Second, health agencies in the US, Europe, Canada and the World Health Organization have determined that most of BPA exposure is from food sources; therefore BPA in thermal paper could not possibly result in doubling exposures.  In fact, absorption through the skin is thought to account for only 1 percent of total BPA exposure.

Additionally, studies have demonstrated that the small amount of BPA that is absorbed through the skin is rapidly metabolized, similar to its metabolism for oral doses.  So, dermal exposure poses no greater health concern nor results extended exposures.

What may account for the difference between Americans and Canadians

The Canadian Health Measures Survey (CHMS) and the US National Health and Nutrition Examination Survey (NHANES) have different methods for tracking and controlling for fasting, last urinary void, and the time of day of specimen collection.  Since exposure to BPA is almost exclusively from food and BPA is rapidly excreted in the urine, differences in the methodology to account for these factors is likely to skew the data and make the variation between US and Canada seem more extreme.

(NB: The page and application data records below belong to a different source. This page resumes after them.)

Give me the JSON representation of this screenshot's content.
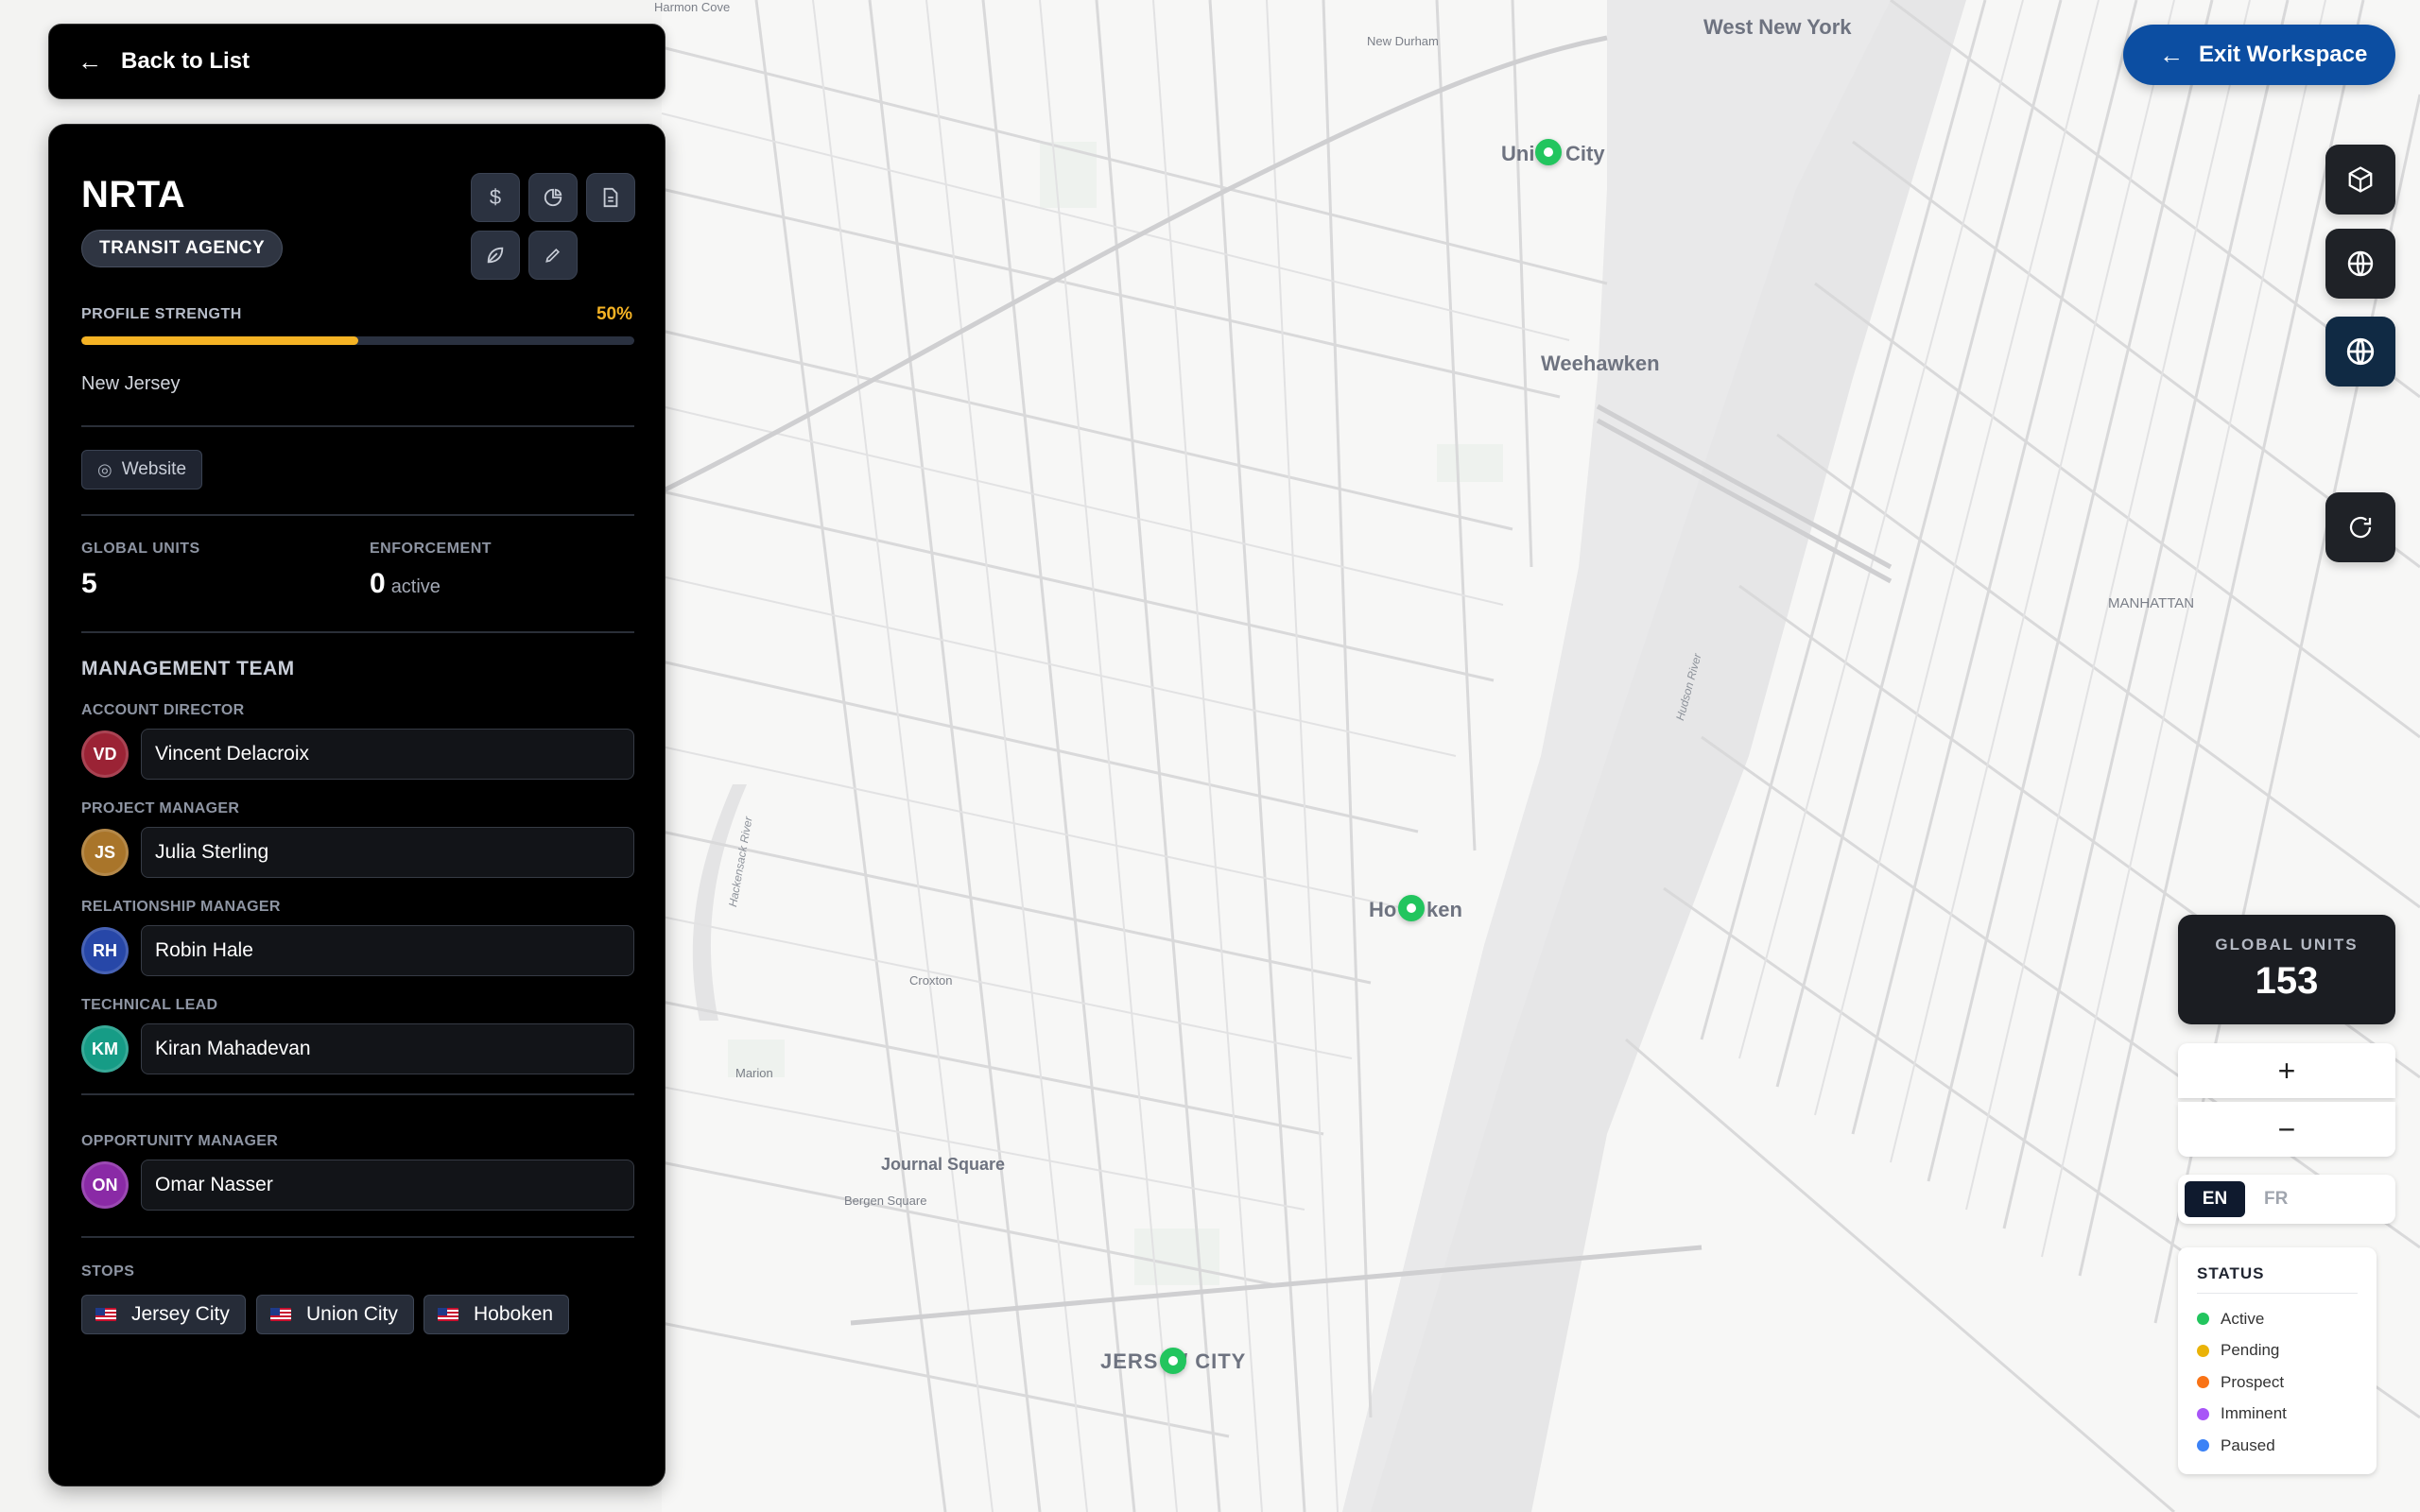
{
  "nav": {
    "back_label": "Back to List",
    "exit_label": "Exit Workspace"
  },
  "profile": {
    "name": "NRTA",
    "type_badge": "TRANSIT AGENCY",
    "strength_label": "PROFILE STRENGTH",
    "strength_value": "50%",
    "strength_fraction": 0.5,
    "region": "New Jersey",
    "website_label": "Website"
  },
  "stats": {
    "global_units_label": "GLOBAL UNITS",
    "global_units_value": "5",
    "enforcement_label": "ENFORCEMENT",
    "enforcement_value": "0",
    "enforcement_sub": "active"
  },
  "team": {
    "title": "MANAGEMENT TEAM",
    "members": [
      {
        "role": "ACCOUNT DIRECTOR",
        "initials": "VD",
        "name": "Vincent Delacroix",
        "color": "#9b2335"
      },
      {
        "role": "PROJECT MANAGER",
        "initials": "JS",
        "name": "Julia Sterling",
        "color": "#a9752a"
      },
      {
        "role": "RELATIONSHIP MANAGER",
        "initials": "RH",
        "name": "Robin Hale",
        "color": "#2747a8"
      },
      {
        "role": "TECHNICAL LEAD",
        "initials": "KM",
        "name": "Kiran Mahadevan",
        "color": "#169c86"
      },
      {
        "role": "OPPORTUNITY MANAGER",
        "initials": "ON",
        "name": "Omar Nasser",
        "color": "#8a2aa6"
      }
    ]
  },
  "stops": {
    "label": "STOPS",
    "items": [
      "Jersey City",
      "Union City",
      "Hoboken"
    ]
  },
  "map_labels": {
    "harmon_cove": "Harmon Cove",
    "new_durham": "New Durham",
    "west_new_york": "West New York",
    "union_city_a": "Uni",
    "union_city_b": "City",
    "weehawken": "Weehawken",
    "manhattan": "MANHATTAN",
    "hudson_river": "Hudson River",
    "hackensack_river": "Hackensack River",
    "hoboken_a": "Ho",
    "hoboken_b": "ken",
    "croxton": "Croxton",
    "marion": "Marion",
    "journal_square": "Journal Square",
    "bergen_square": "Bergen Square",
    "jersey_city_a": "JERS",
    "jersey_city_b": "/ CITY"
  },
  "map_panel": {
    "global_units_label": "GLOBAL UNITS",
    "global_units_value": "153",
    "zoom_in": "+",
    "zoom_out": "−",
    "lang_en": "EN",
    "lang_fr": "FR"
  },
  "legend": {
    "title": "STATUS",
    "items": [
      {
        "label": "Active",
        "color": "#22c55e"
      },
      {
        "label": "Pending",
        "color": "#eab308"
      },
      {
        "label": "Prospect",
        "color": "#f97316"
      },
      {
        "label": "Imminent",
        "color": "#a855f7"
      },
      {
        "label": "Paused",
        "color": "#3b82f6"
      }
    ]
  },
  "colors": {
    "accent_blue": "#0c4ea2",
    "strength": "#f5b324",
    "marker": "#22c55e"
  }
}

In addition, the timeframe of the studies was different.  US NHANES data was collected in 2003-2004.  The Canadian Health Measures Survey data was collected in 2007-2009.  The use of reusable polycarbonate water bottles declined over this period and could account for the lower levels of BPA in the later study.

What does this difference mean?

Even if you take the differences at face value, the difference is between 1.4 µg BPA/g creatinine (1.16µg/L urine) in Canadians to 2.6 µg/g creatinine (2.6µg/L urine) in Americans [a microgram (µg) is 0.000001g].  This different is incredibly small.

For comparison, the United States and Europe have adopted the standard that consumption of 50 µg/kg body weight/day is safe.  That’s 300ug/day for someone who weighs 132 pounds and regulators have built in margins of safety to this figure.

A good effort putting this data into perspective can be found at the Huffington Post.

New study confirms : No safety risk to workers from thermal paper

A new study by researchers at the Institut National de Recherche et de Se´curite´ in France (Marquet et al., Arch Toxicol2011) confirms that thermal paper receipts do not pose a safety risk to workers.

The paper supports the conclusion of previous research by Biedermann et al., which found that even “worst case” exposures to thermal paper receipts – exposures by cashiers to the material for 10 hours or more a day – are lower than international safety estimates (Total Dietary Intake, or TDI) for high exposures.

According to the new study, maximal exposure to BPA from one hour of exposure to the entire hands and forearms would be 4 µg/kg/day, or 12.5-fold lower than the daily safe exposure level (TDI) of 50 µg/kg/day.

Since exposure to thermal paper is unlikely to include so much surface area (hand and forearms)the conclusion indicates that normal handling of thermal paper is indeed quite safe for consumers and workers.

The paper further corrects a concern expressed in the Biedermannpaper that moisture or greasy conditions on the skin could increase the rate of BPA dermal penetration.  According to Marquet et al., their results indicated no significant differences in the presence or absence of occlusion, which would be expected to increase moisture on the skin.

For further information:

Marquet at al.:
Biederman et al.:

Thermal paper poses no health risk

There is no evidence that thermal paper containing BPA poses any health or safety risk to the public or to workers who handle it on a frequent basis, according to the most recent review of all relevant studies by the nonprofit Environmental Health Research Foundation.  Specifically, the Foundation “found no evidence to suggest adverse health effects from the small amounts of BPA that may migrate from thermal paper to human skin.”   It also found no evidence to support commercial advertising claims suggesting that the use of “BPA-free” thermal paper presents any health or safety benefit to cashiers or other workers handling such paper.   The fully documented report can be found here.